Developing an ethical framework for psychedelic clinical care


As government agencies around the globe contemplate approval of the first psychedelic medicines, many questions remain about their ethical integration into mainstream medical practice.

Andrew Peterson, assistant professor in George Mason University's Department of Philosophy and Institute for Philosophy and Public Policy, along with a team of bioethicists, clinicians, researchers, Indigenous groups, industry, philanthropy, veterans, retreat facilitators and training program leaders, worked to identify key ethics and policy issues related to the integration of psychedelic therapies into clinical practice and areas for further research and deliberation. 

The team recently published a paper in JAMA Network Open, after a two-day workshop held at the Banbury Center of Cold Spring Harbor Laboratory.

“Psychedelics are often thought of as garden variety recreational drugs, but they have real therapeutic potential for psychiatry. With this potential comes a need for ethical evaluation,” Peterson said. “We provide the first ethical framework to help researchers and lawmakers move forward in this new era of medicine.”

Andrew Peterson stands at the front of a classroom reviewing ethical and policy issues that are written on the chalkboard
Andrew Peterson presents at the June 2023 Banbury Center workshop. Photo provided

The authors note that many of the traditional frameworks of bioethics and drug policy may be out of date, and that policy makers must take seriously the challenges ahead, while not losing sight of the rich cultural histories and traditions from which contemporary medical uses of psychedelics have emerged.

In the paper, the team focuses on bioethics and regulatory issues in the United States, which may be generalized globally.

They also identify 20 points of consensus across five topics (reparations and reciprocity, equity, and respect; informed consent; professional boundaries and physical touch; personal experience; and gatekeeping).

“There will be novel ethical challenges that accompany the approved medical use of psychedelics, and we must understand the issues at hand, anticipate obstacles and work to surmount them quickly and efficiently so clinicians can focus on utilizing approved psychedelics to provide evidence-based care to patients,” said corresponding author Amy McGuire, Leon Jaworski Professor of Biomedical Ethics and director of the Center for Medical Ethics and Health Policy at Baylor University. “We hope this paper will inspire greater collaboration and action now so that when psychedelics are soon approved there is ethical and safe uptake.”
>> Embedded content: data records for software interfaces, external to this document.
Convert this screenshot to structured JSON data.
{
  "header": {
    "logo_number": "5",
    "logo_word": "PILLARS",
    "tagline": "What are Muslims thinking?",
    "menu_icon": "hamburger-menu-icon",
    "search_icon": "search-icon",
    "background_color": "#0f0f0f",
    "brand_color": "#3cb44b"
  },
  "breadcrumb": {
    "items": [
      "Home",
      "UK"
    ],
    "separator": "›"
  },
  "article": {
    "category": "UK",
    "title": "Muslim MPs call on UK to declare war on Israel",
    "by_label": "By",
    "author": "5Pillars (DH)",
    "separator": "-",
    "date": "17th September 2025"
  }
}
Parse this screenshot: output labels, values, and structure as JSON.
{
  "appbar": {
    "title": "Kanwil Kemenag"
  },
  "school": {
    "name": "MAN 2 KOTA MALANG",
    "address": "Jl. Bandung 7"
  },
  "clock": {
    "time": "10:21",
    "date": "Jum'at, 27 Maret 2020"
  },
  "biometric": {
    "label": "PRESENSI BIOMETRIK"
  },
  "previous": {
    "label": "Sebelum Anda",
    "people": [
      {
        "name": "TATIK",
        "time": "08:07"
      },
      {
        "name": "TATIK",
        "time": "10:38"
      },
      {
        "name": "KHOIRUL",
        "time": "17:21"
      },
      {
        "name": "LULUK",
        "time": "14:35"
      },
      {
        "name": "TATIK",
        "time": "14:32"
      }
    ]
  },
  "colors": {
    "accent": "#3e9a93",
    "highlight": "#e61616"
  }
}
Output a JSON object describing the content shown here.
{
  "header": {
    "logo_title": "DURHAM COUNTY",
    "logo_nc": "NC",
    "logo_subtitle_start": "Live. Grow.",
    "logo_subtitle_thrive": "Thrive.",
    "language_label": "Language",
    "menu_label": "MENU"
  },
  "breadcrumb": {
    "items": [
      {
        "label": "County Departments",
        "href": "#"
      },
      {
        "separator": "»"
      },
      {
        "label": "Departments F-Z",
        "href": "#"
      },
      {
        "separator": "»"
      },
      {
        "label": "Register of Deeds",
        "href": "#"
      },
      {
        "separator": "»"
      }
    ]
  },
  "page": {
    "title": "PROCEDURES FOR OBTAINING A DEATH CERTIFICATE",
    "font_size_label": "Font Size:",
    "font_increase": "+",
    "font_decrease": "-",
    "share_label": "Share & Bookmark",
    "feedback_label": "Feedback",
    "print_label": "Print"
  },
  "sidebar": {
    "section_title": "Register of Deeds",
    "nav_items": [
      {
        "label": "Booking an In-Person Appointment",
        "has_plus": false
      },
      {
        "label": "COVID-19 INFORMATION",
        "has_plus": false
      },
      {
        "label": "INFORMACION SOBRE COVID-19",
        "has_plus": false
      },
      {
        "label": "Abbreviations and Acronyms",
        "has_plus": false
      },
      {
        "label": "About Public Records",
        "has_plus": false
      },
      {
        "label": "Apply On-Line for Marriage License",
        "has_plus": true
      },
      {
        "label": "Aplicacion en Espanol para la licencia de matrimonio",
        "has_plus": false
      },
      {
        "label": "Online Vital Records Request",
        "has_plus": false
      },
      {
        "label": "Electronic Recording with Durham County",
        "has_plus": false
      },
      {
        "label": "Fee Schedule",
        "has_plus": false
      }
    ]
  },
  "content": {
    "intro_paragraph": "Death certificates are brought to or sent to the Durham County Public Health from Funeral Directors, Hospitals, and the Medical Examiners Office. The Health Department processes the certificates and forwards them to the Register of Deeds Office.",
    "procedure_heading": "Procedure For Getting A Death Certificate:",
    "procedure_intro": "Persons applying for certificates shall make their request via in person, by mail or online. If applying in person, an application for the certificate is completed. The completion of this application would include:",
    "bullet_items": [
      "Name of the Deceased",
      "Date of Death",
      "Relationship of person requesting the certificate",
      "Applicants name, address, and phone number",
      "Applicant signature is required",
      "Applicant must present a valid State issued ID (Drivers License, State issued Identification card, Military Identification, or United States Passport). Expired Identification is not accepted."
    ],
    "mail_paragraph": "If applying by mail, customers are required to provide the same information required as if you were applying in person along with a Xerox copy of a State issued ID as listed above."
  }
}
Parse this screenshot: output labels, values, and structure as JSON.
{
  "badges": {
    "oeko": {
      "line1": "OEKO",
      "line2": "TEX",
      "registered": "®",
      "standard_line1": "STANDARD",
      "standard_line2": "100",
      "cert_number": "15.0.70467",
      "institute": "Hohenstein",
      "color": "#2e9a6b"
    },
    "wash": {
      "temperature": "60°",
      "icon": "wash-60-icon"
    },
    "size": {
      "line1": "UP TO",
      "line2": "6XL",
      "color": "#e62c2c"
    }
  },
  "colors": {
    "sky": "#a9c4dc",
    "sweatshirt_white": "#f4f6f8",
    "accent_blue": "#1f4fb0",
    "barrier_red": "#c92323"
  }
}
The workshop held at the Banbury Center of Cold Spring Harbor Laboratory was funded by the Project on Psychedelics Law and Regulation (POPLAR) at the Petrie-Flom Center for Health Law Policy, Biotechnology, and Bioethics at Harvard Law School, which is supported by the Saisei Foundation, Tim Ferriss and Matt Mullenweg, Baylor College of Medicine through the Ortus Foundation, and the Cold Spring Harbor Laboratory Corporate Sponsor Program. The meeting was organized by researchers from the Center for Medical Ethics and Health Policy at Baylor University, Petrie-Flom Center at Harvard Law School, and the University of Pennsylvania Perelman School of Medicine.